On the whole, The Croods: A New Age is good fun, even if it's a lesser sequel, but it isn't a must-see-in-a-theater event.

Film Review: The Croods: A New Age

Film Reviews

The Croods: A New Age
Director: Joel Crawford

DreamWorks Animation
In Theaters: 11.25

While there are certainly a number of things that can be said against the year 2020—including its effect on the film industry—you can’t say that it’s been a bad year for animation. We’ve already had one great Pixar film, and we have another with even stronger buzz coming. Netflix has been prolific and made a big splash in the medium, releasing top-quality feature films and a few excellent series, and even AppleTV+ has entered the game with the breathtaking Wolfwalkers. 

Perhaps the only victim of this embarrassment of riches is Universal and DreamWorks’ new release, The Croods: A New Age. In another year, it might have been more of a standout, and it’s not bad (especially for a sequel). But it’s not going to be much of a contender for best animated feature.

The story of The Croods: A New Age picks up shortly after the events of the first film with the prehistoric family in search of a safer place to call home. When they discover an idyllic, walled-in paradise that meets all their needs, they think their problems are solved … except for one thing: another family, the Bettermans, already lives there.

The Bettermans are a bit more evolved than the Croods, with their elaborate treehouse, amazing inventions and irrigated acres of fresh produce. They also have a beautiful daughter, Dawn (voiced by the lovable Kelly Marie Tran, (Star Wars: The Last Jedi)), who just might prove to be competition for Eep (Emma Stone) for the attention of her boyfriend, Guy (Ryan Reynolds). Meanwhile, Grug (still delightfully played by Nicolas Cage, the only leading man whose face looks more realistic when he’s playing a CGI caveman), is less than thrilled about the way the Bettermans make him feel inadequate as a provider and protector, and downright hostile about their mysterious “don’t eat the bananas” rule.

The animation is eye-popping with the newfound utopia allowing for a much more colorful look than the first Croods, though there’s plenty of room to question as to whether it gets a bit too colorful at times. But director Joel Crawford, whose only previous directing credit is the short Trolls Holiday, has trouble matching the high standards of Kirk DeMicco and Chris Sanders, the veterans who wrote and directed the original film, lacking their flair for action and flawless sense of timing. 

The voice cast is great, with Tran being the standout, and she and Stone play very well off of each other and Reynolds. Cage still throws himself into it with gusto—I really can’t say enough about how much I love him in this role—but Grug doesn’t have nearly as strong a character arc this time around, and the same is true of Stone’s Eep. These two characters were the heart of the story of the first film, but this time, the movie has trouble deciding who exactly—if anyone—is the protagonist. Peter Dinklage and Leslie Mann do some nice work as Phil and Hope Bettermans, respectively, but Dinklage deserves some better dialogue.  The script feels a lot more like it’s been assembled by committee this time around, though it does have some amusing moments. Clark Duke gets some laughs as Thunk, the Crood’s son, but his role is all based around one running gag that grows pretty thin. Cloris Leachman, as Gran, does get a surprising amount of emphasis in this one, which may be the most welcome surprise.
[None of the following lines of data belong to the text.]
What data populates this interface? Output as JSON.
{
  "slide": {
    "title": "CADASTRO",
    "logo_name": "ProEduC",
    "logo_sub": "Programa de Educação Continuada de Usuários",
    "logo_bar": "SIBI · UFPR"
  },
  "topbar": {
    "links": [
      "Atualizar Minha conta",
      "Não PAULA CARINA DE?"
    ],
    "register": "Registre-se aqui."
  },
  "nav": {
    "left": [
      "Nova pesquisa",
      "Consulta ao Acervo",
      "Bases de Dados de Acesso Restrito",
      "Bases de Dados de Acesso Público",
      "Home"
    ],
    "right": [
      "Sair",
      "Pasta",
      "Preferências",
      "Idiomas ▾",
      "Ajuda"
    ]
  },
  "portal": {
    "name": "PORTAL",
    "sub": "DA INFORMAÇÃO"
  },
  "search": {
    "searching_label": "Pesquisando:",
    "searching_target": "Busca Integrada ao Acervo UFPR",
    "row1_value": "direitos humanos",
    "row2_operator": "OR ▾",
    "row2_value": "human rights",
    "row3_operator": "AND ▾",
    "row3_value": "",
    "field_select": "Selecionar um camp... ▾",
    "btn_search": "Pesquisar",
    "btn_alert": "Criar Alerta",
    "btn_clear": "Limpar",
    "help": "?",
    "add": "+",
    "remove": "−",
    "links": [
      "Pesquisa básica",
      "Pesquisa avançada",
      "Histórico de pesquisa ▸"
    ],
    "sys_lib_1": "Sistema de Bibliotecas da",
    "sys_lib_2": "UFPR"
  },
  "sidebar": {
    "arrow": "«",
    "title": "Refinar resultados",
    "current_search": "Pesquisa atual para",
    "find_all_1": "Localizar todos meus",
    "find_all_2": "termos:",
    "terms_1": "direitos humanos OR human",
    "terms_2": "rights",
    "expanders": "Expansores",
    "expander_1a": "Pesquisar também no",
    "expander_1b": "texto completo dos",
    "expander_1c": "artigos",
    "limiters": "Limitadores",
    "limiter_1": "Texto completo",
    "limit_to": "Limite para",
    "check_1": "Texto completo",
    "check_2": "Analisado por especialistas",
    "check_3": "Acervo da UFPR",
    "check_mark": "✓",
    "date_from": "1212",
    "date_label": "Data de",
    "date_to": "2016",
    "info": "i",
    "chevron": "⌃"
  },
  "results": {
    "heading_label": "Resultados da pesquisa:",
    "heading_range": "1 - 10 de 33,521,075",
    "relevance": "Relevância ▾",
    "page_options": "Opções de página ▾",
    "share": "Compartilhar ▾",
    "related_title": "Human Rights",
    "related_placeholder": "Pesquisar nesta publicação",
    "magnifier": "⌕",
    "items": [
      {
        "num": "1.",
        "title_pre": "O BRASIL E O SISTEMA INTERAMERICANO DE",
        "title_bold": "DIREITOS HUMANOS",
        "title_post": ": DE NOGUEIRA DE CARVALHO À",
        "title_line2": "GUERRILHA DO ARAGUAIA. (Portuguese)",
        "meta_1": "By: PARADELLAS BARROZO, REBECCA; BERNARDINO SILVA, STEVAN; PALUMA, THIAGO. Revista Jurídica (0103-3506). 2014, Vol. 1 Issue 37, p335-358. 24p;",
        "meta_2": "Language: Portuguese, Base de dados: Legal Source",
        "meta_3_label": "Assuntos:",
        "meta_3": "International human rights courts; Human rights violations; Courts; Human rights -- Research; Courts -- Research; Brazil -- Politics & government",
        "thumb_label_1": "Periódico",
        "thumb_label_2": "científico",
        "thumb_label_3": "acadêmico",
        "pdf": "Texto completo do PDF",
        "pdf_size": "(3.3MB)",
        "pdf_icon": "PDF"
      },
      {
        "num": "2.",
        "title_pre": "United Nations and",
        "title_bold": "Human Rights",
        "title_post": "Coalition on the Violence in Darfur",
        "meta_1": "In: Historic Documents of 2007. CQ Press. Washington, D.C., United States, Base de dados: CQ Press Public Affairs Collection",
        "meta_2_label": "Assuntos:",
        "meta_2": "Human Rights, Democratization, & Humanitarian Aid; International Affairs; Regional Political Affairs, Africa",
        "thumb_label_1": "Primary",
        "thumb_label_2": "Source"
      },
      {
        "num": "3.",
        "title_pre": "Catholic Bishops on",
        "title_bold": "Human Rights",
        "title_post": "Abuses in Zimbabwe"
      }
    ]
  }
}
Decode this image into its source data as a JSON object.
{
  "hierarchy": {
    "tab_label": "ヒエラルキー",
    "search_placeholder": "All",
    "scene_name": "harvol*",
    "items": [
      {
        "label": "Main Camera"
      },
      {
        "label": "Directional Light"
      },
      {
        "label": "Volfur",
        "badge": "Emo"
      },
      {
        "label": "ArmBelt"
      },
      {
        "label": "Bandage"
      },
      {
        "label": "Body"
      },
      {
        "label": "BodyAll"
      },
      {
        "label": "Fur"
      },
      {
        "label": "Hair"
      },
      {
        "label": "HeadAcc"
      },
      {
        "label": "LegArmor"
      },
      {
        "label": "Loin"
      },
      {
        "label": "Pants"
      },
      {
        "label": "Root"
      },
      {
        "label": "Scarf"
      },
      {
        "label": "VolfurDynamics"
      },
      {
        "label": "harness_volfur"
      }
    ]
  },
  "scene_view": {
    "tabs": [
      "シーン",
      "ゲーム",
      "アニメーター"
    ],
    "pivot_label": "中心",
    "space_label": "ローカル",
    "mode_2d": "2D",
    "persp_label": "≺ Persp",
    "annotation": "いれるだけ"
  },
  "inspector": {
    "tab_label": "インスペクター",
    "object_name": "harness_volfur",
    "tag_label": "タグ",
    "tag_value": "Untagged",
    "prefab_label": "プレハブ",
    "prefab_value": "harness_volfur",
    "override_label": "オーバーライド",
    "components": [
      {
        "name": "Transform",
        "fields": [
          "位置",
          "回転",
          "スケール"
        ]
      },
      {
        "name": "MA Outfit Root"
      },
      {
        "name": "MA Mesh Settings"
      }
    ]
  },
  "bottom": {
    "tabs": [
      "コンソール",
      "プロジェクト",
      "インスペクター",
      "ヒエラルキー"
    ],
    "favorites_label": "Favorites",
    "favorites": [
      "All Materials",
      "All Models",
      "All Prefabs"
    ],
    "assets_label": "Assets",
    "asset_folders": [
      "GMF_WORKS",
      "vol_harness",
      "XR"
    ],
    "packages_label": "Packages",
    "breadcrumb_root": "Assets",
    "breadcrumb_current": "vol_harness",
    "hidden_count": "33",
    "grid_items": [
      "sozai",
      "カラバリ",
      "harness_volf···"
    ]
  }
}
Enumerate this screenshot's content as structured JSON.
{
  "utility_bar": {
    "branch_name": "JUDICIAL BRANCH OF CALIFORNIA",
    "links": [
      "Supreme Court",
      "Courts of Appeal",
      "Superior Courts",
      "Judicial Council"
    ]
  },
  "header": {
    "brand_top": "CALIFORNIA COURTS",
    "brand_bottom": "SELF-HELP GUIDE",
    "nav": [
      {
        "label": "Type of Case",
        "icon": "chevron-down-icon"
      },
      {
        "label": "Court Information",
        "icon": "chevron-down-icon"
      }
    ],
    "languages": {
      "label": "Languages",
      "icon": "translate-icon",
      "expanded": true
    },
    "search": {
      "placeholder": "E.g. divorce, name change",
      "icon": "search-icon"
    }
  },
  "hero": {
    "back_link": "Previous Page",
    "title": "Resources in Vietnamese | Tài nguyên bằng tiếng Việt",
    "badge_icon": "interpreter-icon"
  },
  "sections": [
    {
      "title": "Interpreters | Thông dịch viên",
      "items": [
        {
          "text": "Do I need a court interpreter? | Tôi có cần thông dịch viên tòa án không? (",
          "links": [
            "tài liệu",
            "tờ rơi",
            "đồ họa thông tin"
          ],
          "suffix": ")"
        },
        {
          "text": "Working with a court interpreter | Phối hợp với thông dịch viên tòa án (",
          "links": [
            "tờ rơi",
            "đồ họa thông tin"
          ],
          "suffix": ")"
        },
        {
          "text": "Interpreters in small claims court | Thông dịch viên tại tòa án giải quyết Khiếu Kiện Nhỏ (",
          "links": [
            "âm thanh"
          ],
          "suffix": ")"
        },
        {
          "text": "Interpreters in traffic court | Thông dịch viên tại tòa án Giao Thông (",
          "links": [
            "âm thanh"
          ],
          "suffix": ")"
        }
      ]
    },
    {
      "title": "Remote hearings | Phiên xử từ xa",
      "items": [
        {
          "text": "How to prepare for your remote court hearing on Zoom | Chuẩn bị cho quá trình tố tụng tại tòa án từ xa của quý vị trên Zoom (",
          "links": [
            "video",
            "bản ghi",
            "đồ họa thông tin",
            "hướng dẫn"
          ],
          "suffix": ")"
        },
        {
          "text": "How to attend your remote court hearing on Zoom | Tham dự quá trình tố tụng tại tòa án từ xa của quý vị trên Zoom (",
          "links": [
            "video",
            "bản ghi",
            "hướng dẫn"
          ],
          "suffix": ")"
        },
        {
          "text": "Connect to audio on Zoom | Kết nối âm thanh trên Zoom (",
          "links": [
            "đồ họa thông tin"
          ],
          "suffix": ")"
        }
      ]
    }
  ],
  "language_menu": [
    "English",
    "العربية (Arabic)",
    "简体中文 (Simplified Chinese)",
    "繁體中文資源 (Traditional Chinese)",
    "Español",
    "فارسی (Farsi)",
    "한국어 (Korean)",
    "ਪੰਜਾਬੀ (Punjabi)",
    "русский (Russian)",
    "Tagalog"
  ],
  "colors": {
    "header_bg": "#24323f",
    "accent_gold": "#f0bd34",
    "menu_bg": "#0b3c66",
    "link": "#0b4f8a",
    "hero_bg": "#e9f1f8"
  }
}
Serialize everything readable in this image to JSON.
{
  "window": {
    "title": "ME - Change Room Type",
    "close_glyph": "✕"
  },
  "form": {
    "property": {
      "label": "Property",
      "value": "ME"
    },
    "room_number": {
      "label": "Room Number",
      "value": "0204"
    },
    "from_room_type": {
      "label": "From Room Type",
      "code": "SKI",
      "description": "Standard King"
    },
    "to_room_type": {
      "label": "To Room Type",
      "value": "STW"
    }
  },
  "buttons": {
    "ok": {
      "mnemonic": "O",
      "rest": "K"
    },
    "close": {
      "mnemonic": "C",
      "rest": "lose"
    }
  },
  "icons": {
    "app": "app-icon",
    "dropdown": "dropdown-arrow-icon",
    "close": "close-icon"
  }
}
The music soundtrack is very enjoyable, from the score by Mark Mothersbaugh to the repeated use of a personal favorite pop song, “I Think I Love You,” including a killer new rock cover by Tenacious D.

On the whole, The Croods: A New Age is good fun, even if it’s a lesser sequel. The kids will enjoy it, but the fact is that even in the best of times, this is hardly a must-see-in-a-theater event. If any real money is to be made here, it won’t be until the digital release, which is when I would suggest seeing it if you’re a fan. –Patrick Gibbs